The agreement is contingent upon a November ballot measure that, if approved, would raise the hotel room tax from 12.5 percent to as much as 15.75 percent to fund the proposed $850 million convention center expansion.
The settlement agreement between the city, port and Fifth Avenue Landing, which has long held a lease on the waterfront property needed to expand the center, calls for two alternatives depending on the vote.
If it passes, the port will purchase Fifth Avenue Landing's lease on the land for $33.2 million, which requires a nonrefundable $5 million down payment ahead of the November election.
The city would then, using hotel tax proceeds, purchase the lease from the port for $28 million through 2042. Transactions would be made in three installments over the course of 2019.
If the citizens' initiative fails, the port won't purchase Fifth Avenue Landing's lease, and the city will be on the hook to reimburse the port for its $5 million down payments on the land.
San Diego Mayor Kevin Faulconer said Tuesday's vote clears an important hurdle for convention center expansion.
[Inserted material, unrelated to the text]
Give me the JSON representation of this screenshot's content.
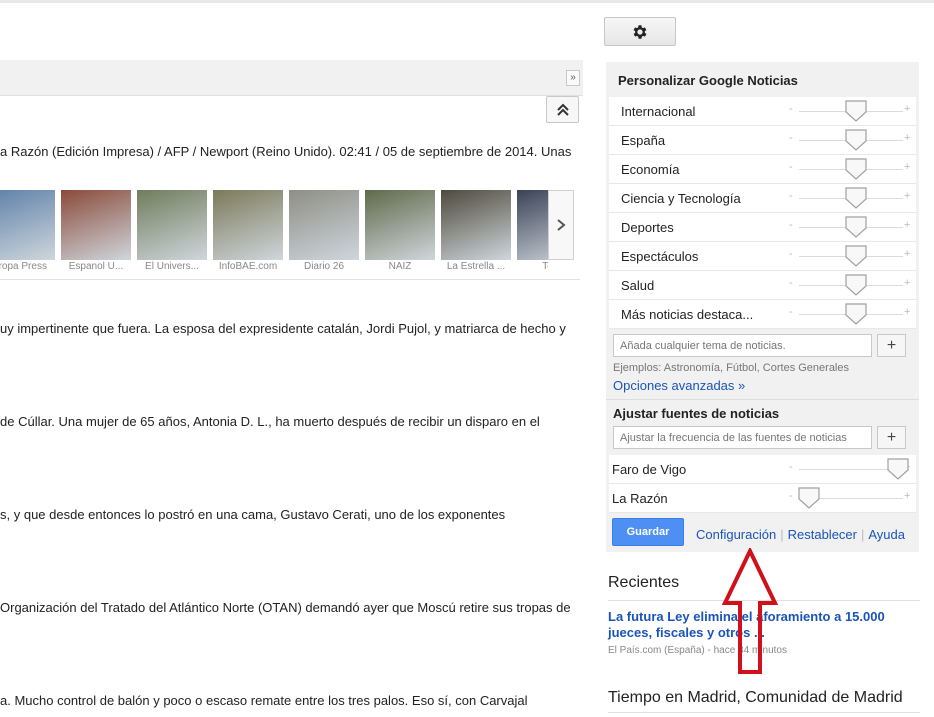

"This project is absolutely essential for growing our regional economy, adding local jobs and generating new revenue that can be used to improve our neighborhoods," he said.